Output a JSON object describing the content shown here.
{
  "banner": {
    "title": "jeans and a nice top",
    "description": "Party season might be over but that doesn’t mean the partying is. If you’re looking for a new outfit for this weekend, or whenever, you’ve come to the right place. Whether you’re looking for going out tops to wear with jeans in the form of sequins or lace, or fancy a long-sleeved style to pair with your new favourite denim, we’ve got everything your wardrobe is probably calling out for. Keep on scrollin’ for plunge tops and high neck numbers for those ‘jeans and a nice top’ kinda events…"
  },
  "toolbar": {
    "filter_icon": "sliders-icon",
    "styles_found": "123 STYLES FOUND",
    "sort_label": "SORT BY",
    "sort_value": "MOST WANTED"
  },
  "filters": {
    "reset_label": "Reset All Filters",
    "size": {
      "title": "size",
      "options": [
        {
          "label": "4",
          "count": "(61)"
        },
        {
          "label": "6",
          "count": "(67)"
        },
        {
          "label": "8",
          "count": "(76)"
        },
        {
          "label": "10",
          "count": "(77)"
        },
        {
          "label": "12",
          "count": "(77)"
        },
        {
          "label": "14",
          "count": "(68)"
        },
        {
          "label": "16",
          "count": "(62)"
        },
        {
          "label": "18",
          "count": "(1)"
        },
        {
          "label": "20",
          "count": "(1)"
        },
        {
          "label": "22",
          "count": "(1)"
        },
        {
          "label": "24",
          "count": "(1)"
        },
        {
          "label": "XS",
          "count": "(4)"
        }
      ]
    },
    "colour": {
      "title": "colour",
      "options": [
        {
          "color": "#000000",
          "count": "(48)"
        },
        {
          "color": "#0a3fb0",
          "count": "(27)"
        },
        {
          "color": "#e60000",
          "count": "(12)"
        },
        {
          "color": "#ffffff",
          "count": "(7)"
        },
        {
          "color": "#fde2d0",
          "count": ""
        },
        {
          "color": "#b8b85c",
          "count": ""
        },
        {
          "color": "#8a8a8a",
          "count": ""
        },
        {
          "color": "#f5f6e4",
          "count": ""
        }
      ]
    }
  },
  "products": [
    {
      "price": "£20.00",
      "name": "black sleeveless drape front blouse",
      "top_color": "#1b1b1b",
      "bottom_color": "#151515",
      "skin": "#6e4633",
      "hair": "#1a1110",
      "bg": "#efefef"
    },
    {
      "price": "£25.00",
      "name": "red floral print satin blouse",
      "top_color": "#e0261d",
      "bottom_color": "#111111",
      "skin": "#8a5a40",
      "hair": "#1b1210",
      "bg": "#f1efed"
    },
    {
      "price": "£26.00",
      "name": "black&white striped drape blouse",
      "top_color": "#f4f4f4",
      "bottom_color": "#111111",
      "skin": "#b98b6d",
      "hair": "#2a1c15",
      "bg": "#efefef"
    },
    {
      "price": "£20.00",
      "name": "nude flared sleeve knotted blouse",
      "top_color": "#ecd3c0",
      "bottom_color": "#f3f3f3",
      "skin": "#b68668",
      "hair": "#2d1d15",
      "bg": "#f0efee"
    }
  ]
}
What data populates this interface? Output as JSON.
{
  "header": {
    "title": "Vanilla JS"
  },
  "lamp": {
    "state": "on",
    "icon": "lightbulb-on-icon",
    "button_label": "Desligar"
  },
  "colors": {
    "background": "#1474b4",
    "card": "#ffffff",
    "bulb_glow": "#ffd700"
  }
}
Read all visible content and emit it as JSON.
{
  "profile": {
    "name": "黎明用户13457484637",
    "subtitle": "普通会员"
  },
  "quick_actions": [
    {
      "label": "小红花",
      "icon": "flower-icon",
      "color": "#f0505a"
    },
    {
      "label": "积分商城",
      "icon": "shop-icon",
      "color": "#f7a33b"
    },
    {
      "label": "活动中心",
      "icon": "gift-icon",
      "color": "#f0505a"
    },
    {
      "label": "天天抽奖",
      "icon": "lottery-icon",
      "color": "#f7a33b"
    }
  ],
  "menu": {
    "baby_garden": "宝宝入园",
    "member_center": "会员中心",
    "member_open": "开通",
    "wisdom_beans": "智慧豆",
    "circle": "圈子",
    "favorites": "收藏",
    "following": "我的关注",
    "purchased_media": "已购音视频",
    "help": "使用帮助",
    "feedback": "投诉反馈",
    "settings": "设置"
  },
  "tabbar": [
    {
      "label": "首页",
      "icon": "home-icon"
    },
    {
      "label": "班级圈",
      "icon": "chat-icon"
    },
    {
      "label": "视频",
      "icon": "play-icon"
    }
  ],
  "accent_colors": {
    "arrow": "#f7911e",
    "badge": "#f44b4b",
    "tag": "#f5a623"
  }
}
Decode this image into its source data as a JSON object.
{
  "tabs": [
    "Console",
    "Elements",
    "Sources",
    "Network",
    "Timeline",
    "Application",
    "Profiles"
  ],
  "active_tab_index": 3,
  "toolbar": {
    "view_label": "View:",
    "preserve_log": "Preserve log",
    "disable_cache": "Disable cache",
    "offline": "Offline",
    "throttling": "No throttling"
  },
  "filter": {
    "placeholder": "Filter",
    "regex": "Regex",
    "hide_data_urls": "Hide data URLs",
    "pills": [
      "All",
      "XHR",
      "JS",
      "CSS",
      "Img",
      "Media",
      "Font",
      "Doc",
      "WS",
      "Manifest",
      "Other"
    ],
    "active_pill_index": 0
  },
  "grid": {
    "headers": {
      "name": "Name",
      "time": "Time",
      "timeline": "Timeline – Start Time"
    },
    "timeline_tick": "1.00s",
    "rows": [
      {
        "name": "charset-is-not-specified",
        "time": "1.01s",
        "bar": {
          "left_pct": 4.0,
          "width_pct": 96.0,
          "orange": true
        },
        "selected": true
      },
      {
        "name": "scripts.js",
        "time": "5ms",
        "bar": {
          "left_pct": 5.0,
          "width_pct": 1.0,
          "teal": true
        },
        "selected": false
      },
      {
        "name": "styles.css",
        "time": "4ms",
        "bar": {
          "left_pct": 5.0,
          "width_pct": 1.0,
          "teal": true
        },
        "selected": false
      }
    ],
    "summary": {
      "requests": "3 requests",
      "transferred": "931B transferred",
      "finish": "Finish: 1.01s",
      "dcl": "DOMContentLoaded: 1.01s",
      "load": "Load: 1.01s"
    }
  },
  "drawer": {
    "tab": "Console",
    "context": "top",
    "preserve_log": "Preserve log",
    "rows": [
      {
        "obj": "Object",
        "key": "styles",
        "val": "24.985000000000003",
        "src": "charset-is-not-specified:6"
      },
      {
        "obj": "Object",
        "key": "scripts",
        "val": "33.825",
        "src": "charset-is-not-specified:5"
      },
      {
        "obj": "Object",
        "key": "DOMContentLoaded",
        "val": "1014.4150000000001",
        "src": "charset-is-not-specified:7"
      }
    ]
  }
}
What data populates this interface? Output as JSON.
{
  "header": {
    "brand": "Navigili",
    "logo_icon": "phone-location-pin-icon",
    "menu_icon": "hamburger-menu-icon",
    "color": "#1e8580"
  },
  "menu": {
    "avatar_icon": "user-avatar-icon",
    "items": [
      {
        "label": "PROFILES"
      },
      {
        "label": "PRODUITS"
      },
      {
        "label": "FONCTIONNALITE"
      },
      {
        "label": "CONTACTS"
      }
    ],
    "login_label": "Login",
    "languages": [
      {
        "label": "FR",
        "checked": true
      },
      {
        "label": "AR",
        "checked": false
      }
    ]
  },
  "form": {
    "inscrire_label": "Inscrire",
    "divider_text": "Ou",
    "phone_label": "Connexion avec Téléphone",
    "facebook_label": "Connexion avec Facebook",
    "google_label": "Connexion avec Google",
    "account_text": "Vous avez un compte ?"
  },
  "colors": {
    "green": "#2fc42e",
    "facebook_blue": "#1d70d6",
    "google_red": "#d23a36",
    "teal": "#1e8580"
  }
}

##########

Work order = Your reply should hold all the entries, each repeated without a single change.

Task result =
Output a JSON object describing the content shown here.
{
  "banner": {
    "title": "jeans and a nice top",
    "description": "Party season might be over but that doesn’t mean the partying is. If you’re looking for a new outfit for this weekend, or whenever, you’ve come to the right place. Whether you’re looking for going out tops to wear with jeans in the form of sequins or lace, or fancy a long-sleeved style to pair with your new favourite denim, we’ve got everything your wardrobe is probably calling out for. Keep on scrollin’ for plunge tops and high neck numbers for those ‘jeans and a nice top’ kinda events…"
  },
  "toolbar": {
    "filter_icon": "sliders-icon",
    "styles_found": "123 STYLES FOUND",
    "sort_label": "SORT BY",
    "sort_value": "MOST WANTED"
  },
  "filters": {
    "reset_label": "Reset All Filters",
    "size": {
      "title": "size",
      "options": [
        {
          "label": "4",
          "count": "(61)"
        },
        {
          "label": "6",
          "count": "(67)"
        },
        {
          "label": "8",
          "count": "(76)"
        },
        {
          "label": "10",
          "count": "(77)"
        },
        {
          "label": "12",
          "count": "(77)"
        },
        {
          "label": "14",
          "count": "(68)"
        },
        {
          "label": "16",
          "count": "(62)"
        },
        {
          "label": "18",
          "count": "(1)"
        },
        {
          "label": "20",
          "count": "(1)"
        },
        {
          "label": "22",
          "count": "(1)"
        },
        {
          "label": "24",
          "count": "(1)"
        },
        {
          "label": "XS",
          "count": "(4)"
        }
      ]
    },
    "colour": {
      "title": "colour",
      "options": [
        {
          "color": "#000000",
          "count": "(48)"
        },
        {
          "color": "#0a3fb0",
          "count": "(27)"
        },
        {
          "color": "#e60000",
          "count": "(12)"
        },
        {
          "color": "#ffffff",
          "count": "(7)"
        },
        {
          "color": "#fde2d0",
          "count": ""
        },
        {
          "color": "#b8b85c",
          "count": ""
        },
        {
          "color": "#8a8a8a",
          "count": ""
        },
        {
          "color": "#f5f6e4",
          "count": ""
        }
      ]
    }
  },
  "products": [
    {
      "price": "£20.00",
      "name": "black sleeveless drape front blouse",
      "top_color": "#1b1b1b",
      "bottom_color": "#151515",
      "skin": "#6e4633",
      "hair": "#1a1110",
      "bg": "#efefef"
    },
    {
      "price": "£25.00",
      "name": "red floral print satin blouse",
      "top_color": "#e0261d",
      "bottom_color": "#111111",
      "skin": "#8a5a40",
      "hair": "#1b1210",
      "bg": "#f1efed"
    },
    {
      "price": "£26.00",
      "name": "black&white striped drape blouse",
      "top_color": "#f4f4f4",
      "bottom_color": "#111111",
      "skin": "#b98b6d",
      "hair": "#2a1c15",
      "bg": "#efefef"
    },
    {
      "price": "£20.00",
      "name": "nude flared sleeve knotted blouse",
      "top_color": "#ecd3c0",
      "bottom_color": "#f3f3f3",
      "skin": "#b68668",
      "hair": "#2d1d15",
      "bg": "#f0efee"
    }
  ]
}
What data populates this interface? Output as JSON.
{
  "header": {
    "title": "Vanilla JS"
  },
  "lamp": {
    "state": "on",
    "icon": "lightbulb-on-icon",
    "button_label": "Desligar"
  },
  "colors": {
    "background": "#1474b4",
    "card": "#ffffff",
    "bulb_glow": "#ffd700"
  }
}
Read all visible content and emit it as JSON.
{
  "profile": {
    "name": "黎明用户13457484637",
    "subtitle": "普通会员"
  },
  "quick_actions": [
    {
      "label": "小红花",
      "icon": "flower-icon",
      "color": "#f0505a"
    },
    {
      "label": "积分商城",
      "icon": "shop-icon",
      "color": "#f7a33b"
    },
    {
      "label": "活动中心",
      "icon": "gift-icon",
      "color": "#f0505a"
    },
    {
      "label": "天天抽奖",
      "icon": "lottery-icon",
      "color": "#f7a33b"
    }
  ],
  "menu": {
    "baby_garden": "宝宝入园",
    "member_center": "会员中心",
    "member_open": "开通",
    "wisdom_beans": "智慧豆",
    "circle": "圈子",
    "favorites": "收藏",
    "following": "我的关注",
    "purchased_media": "已购音视频",
    "help": "使用帮助",
    "feedback": "投诉反馈",
    "settings": "设置"
  },
  "tabbar": [
    {
      "label": "首页",
      "icon": "home-icon"
    },
    {
      "label": "班级圈",
      "icon": "chat-icon"
    },
    {
      "label": "视频",
      "icon": "play-icon"
    }
  ],
  "accent_colors": {
    "arrow": "#f7911e",
    "badge": "#f44b4b",
    "tag": "#f5a623"
  }
}
Decode this image into its source data as a JSON object.
{
  "tabs": [
    "Console",
    "Elements",
    "Sources",
    "Network",
    "Timeline",
    "Application",
    "Profiles"
  ],
  "active_tab_index": 3,
  "toolbar": {
    "view_label": "View:",
    "preserve_log": "Preserve log",
    "disable_cache": "Disable cache",
    "offline": "Offline",
    "throttling": "No throttling"
  },
  "filter": {
    "placeholder": "Filter",
    "regex": "Regex",
    "hide_data_urls": "Hide data URLs",
    "pills": [
      "All",
      "XHR",
      "JS",
      "CSS",
      "Img",
      "Media",
      "Font",
      "Doc",
      "WS",
      "Manifest",
      "Other"
    ],
    "active_pill_index": 0
  },
  "grid": {
    "headers": {
      "name": "Name",
      "time": "Time",
      "timeline": "Timeline – Start Time"
    },
    "timeline_tick": "1.00s",
    "rows": [
      {
        "name": "charset-is-not-specified",
        "time": "1.01s",
        "bar": {
          "left_pct": 4.0,
          "width_pct": 96.0,
          "orange": true
        },
        "selected": true
      },
      {
        "name": "scripts.js",
        "time": "5ms",
        "bar": {
          "left_pct": 5.0,
          "width_pct": 1.0,
          "teal": true
        },
        "selected": false
      },
      {
        "name": "styles.css",
        "time": "4ms",
        "bar": {
          "left_pct": 5.0,
          "width_pct": 1.0,
          "teal": true
        },
        "selected": false
      }
    ],
    "summary": {
      "requests": "3 requests",
      "transferred": "931B transferred",
      "finish": "Finish: 1.01s",
      "dcl": "DOMContentLoaded: 1.01s",
      "load": "Load: 1.01s"
    }
  },
  "drawer": {
    "tab": "Console",
    "context": "top",
    "preserve_log": "Preserve log",
    "rows": [
      {
        "obj": "Object",
        "key": "styles",
        "val": "24.985000000000003",
        "src": "charset-is-not-specified:6"
      },
      {
        "obj": "Object",
        "key": "scripts",
        "val": "33.825",
        "src": "charset-is-not-specified:5"
      },
      {
        "obj": "Object",
        "key": "DOMContentLoaded",
        "val": "1014.4150000000001",
        "src": "charset-is-not-specified:7"
      }
    ]
  }
}
What data populates this interface? Output as JSON.
{
  "header": {
    "brand": "Navigili",
    "logo_icon": "phone-location-pin-icon",
    "menu_icon": "hamburger-menu-icon",
    "color": "#1e8580"
  },
  "menu": {
    "avatar_icon": "user-avatar-icon",
    "items": [
      {
        "label": "PROFILES"
      },
      {
        "label": "PRODUITS"
      },
      {
        "label": "FONCTIONNALITE"
      },
      {
        "label": "CONTACTS"
      }
    ],
    "login_label": "Login",
    "languages": [
      {
        "label": "FR",
        "checked": true
      },
      {
        "label": "AR",
        "checked": false
      }
    ]
  },
  "form": {
    "inscrire_label": "Inscrire",
    "divider_text": "Ou",
    "phone_label": "Connexion avec Téléphone",
    "facebook_label": "Connexion avec Facebook",
    "google_label": "Connexion avec Google",
    "account_text": "Vous avez un compte ?"
  },
  "colors": {
    "green": "#2fc42e",
    "facebook_blue": "#1d70d6",
    "google_red": "#d23a36",
    "teal": "#1e8580"
  }
}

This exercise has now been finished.